Uncommon Knowledge And The Hoover Institution Commemorate The 30th Anniversary Of The Fall Of The Berlin Wall
The Hoover Institution Commemorates the 30th Anniversary of the Fall of the Berlin Wall.
A historical overview of networks and power, from the Freemasons to Facebook.
How close in style and substance is Barack Obama to Abraham Lincoln, one of our greatest presidents, who also hailed from Illinois and emerged from a humble background to lead our nation in a time of crisis? Ferguson and Long examine the first inaugural addresses of both men to explore the parallels between the two and offer insights into how President Obama will guide our nation. (36:54 ) Video transcript
Sowell describes the critical differences between interests and visions. Interests, he says, are articulated by people who know what their interests are and what they want to do about them.
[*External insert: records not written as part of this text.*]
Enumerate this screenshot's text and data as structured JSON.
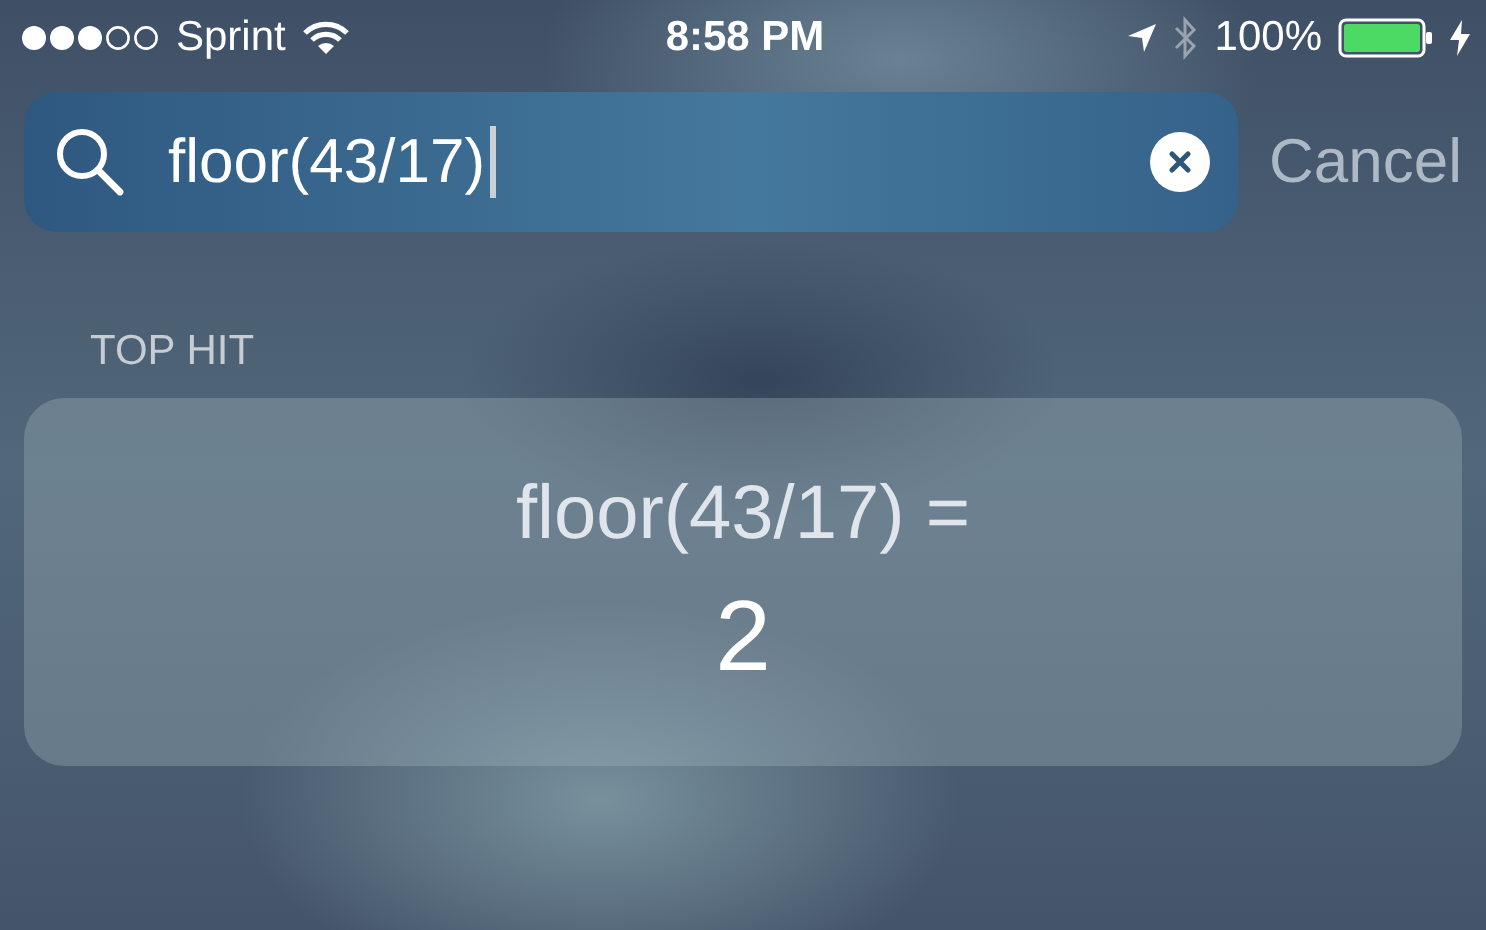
{
  "status_bar": {
    "carrier": "Sprint",
    "time": "8:58 PM",
    "battery": "100%"
  },
  "search": {
    "value": "floor(43/17)"
  },
  "cancel": "Cancel",
  "section_title": "TOP HIT",
  "top_hit": {
    "expression": "floor(43/17) =",
    "result": "2"
  }
}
Visions, however, are the implicit assumptions by which people operate. In politics, visions are either “constrained” or “unconstrained.” A closer look at the statements of both McCain and Obama reveals which “vision” motivates their policy positions, particularly as they pertain to the war, the law, and economics. (37:38) Video transcript
From his vantage point inside Hollywood and the arts and from the perspective of a writer whose work is imbued with religious themes, Klavan deconstructs the Left’s argument that Western civilization — from its embrace of capitalism to its foundations in Judeo-Christian doctrine to its traditions of personal liberty — is in error and needs to go. Klavan says “that argument has failed spectacularly, in every way” and that, when you do not relinquish a failed argument, all you have left is insult and ridicule. (39:22) Video transcript
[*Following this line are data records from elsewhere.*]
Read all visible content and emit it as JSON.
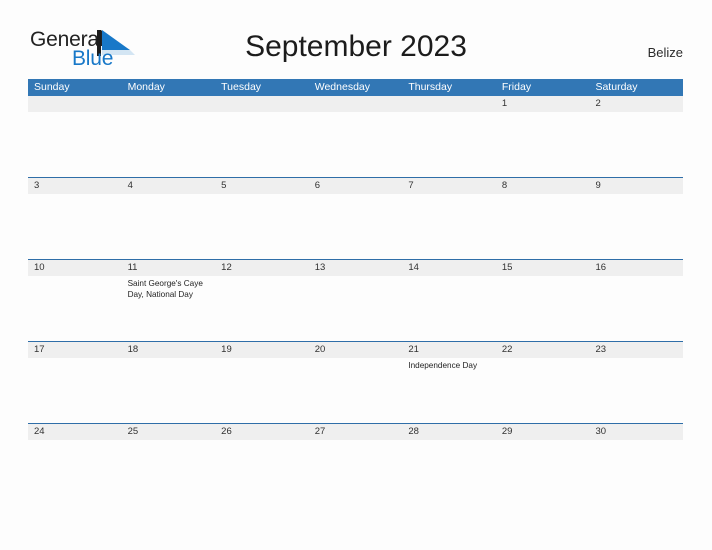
{
  "brand": {
    "name_part1": "General",
    "name_part2": "Blue",
    "logo_icon": "sail-triangle-logo",
    "accent_color": "#1878c8"
  },
  "header": {
    "title": "September 2023",
    "region": "Belize"
  },
  "colors": {
    "header_blue": "#3277b5",
    "row_divider_blue": "#2f6ea8",
    "date_strip_gray": "#efefef",
    "page_background": "#fdfdfd"
  },
  "calendar": {
    "weekdays": [
      "Sunday",
      "Monday",
      "Tuesday",
      "Wednesday",
      "Thursday",
      "Friday",
      "Saturday"
    ],
    "weeks": [
      {
        "days": [
          {
            "date": "",
            "event": ""
          },
          {
            "date": "",
            "event": ""
          },
          {
            "date": "",
            "event": ""
          },
          {
            "date": "",
            "event": ""
          },
          {
            "date": "",
            "event": ""
          },
          {
            "date": "1",
            "event": ""
          },
          {
            "date": "2",
            "event": ""
          }
        ]
      },
      {
        "days": [
          {
            "date": "3",
            "event": ""
          },
          {
            "date": "4",
            "event": ""
          },
          {
            "date": "5",
            "event": ""
          },
          {
            "date": "6",
            "event": ""
          },
          {
            "date": "7",
            "event": ""
          },
          {
            "date": "8",
            "event": ""
          },
          {
            "date": "9",
            "event": ""
          }
        ]
      },
      {
        "days": [
          {
            "date": "10",
            "event": ""
          },
          {
            "date": "11",
            "event": "Saint George's Caye Day, National Day"
          },
          {
            "date": "12",
            "event": ""
          },
          {
            "date": "13",
            "event": ""
          },
          {
            "date": "14",
            "event": ""
          },
          {
            "date": "15",
            "event": ""
          },
          {
            "date": "16",
            "event": ""
          }
        ]
      },
      {
        "days": [
          {
            "date": "17",
            "event": ""
          },
          {
            "date": "18",
            "event": ""
          },
          {
            "date": "19",
            "event": ""
          },
          {
            "date": "20",
            "event": ""
          },
          {
            "date": "21",
            "event": "Independence Day"
          },
          {
            "date": "22",
            "event": ""
          },
          {
            "date": "23",
            "event": ""
          }
        ]
      },
      {
        "days": [
          {
            "date": "24",
            "event": ""
          },
          {
            "date": "25",
            "event": ""
          },
          {
            "date": "26",
            "event": ""
          },
          {
            "date": "27",
            "event": ""
          },
          {
            "date": "28",
            "event": ""
          },
          {
            "date": "29",
            "event": ""
          },
          {
            "date": "30",
            "event": ""
          }
        ]
      }
    ]
  }
}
Uncommon Knowledge with Dartmouth professors Jennifer Lind and William Wohlforth on international relations, political theories, and America’s role in the world.
The balance of virtue and rules flaunting in modern society.
George Shultz, writing with Henry Kissinger and others in the Wall Street Journal late last year, asserted that “nuclear weapons were essential to maintaining international security during the Cold War. …But reliance on nuclear weapons for [the purpose of deterrence] is becoming increasingly hazardous and decreasingly effective,…The world is now on the precipice of a new and dangerous nuclear era.” What made nuclear weapons acceptable then, and so unacceptable today? In answering these questions Shultz addresses the difficult challenges the United States faces as it seeks to curb the nuclear ambitions of North Korea and Iran, and the threat represented by non-nation state actors: the nightmare scenario of a nuclear suitcase bomb detonating in a major American city. (32:06) Video transcript
Why the long communist experiment in the former USSR still matters today
Why the long communist experiment in the former USSR still matters today.
The Hoover Institution’s annual postdoctoral W. Glenn Campbell and Rita Ricardo-Campbell National Fellows have been named for the 2009–10 academic year.
General Jack Keane, who helped create the surge, says the war in Iraq was well worth it. By Peter Robinson.
Chairman Hebert Dwight convened the meeting of the Hoover Institution Board of Overseers at the Willard InterContinental hotel in Washington, DC, on Sunday, February 24, 2013. In addition to conducting its usual business in its semiannual two-day meeting in Washington, the board had the opportunity to hear from leading legislative and judicial officials from the federal government and to learn of the research of selected Hoover fellows.
Analyzing the future of democracy with former prime ministers and presidents. Featuring Nick Clegg, Felipe Calderón, Toomas Henrik Ilves, and Anders Fogh Rasmussen.
Why Here, Why Now? Why Did The United States Enjoy Dramatic Improvements In The Standard Of Living During The Last Century?
Hoover Institution economists John Cogan, Lee Ohanian, Terry Anderson, and George Shultz examine the causes for and the reasons behind so many improvements being made to the quality of life in the United States over the past century. They analyze the role that free markets, property rights, innovation, regulation, taxes, and national security played in these remarkable achievements.
Call Sign Chaos is Jim Mattis’s memoir of his lifelong journey from marine recruit to four-star general and secretary of defense. It’s also the story of his quest to learn from every experience and pass on those lessons, so that future generations can plan better, lead better, and do and be better, thus creating a safer and more successful United States and world.
Campaign strategies for the upcoming presidential election, the state of the economy, and the Middle East were the topics at the Hoover Institution’s May 28–29 retreat.
Hoover fellow Michael Spence ponders India, China, and the one essential element in economic growth: innovation. An interview with Peter Robinson.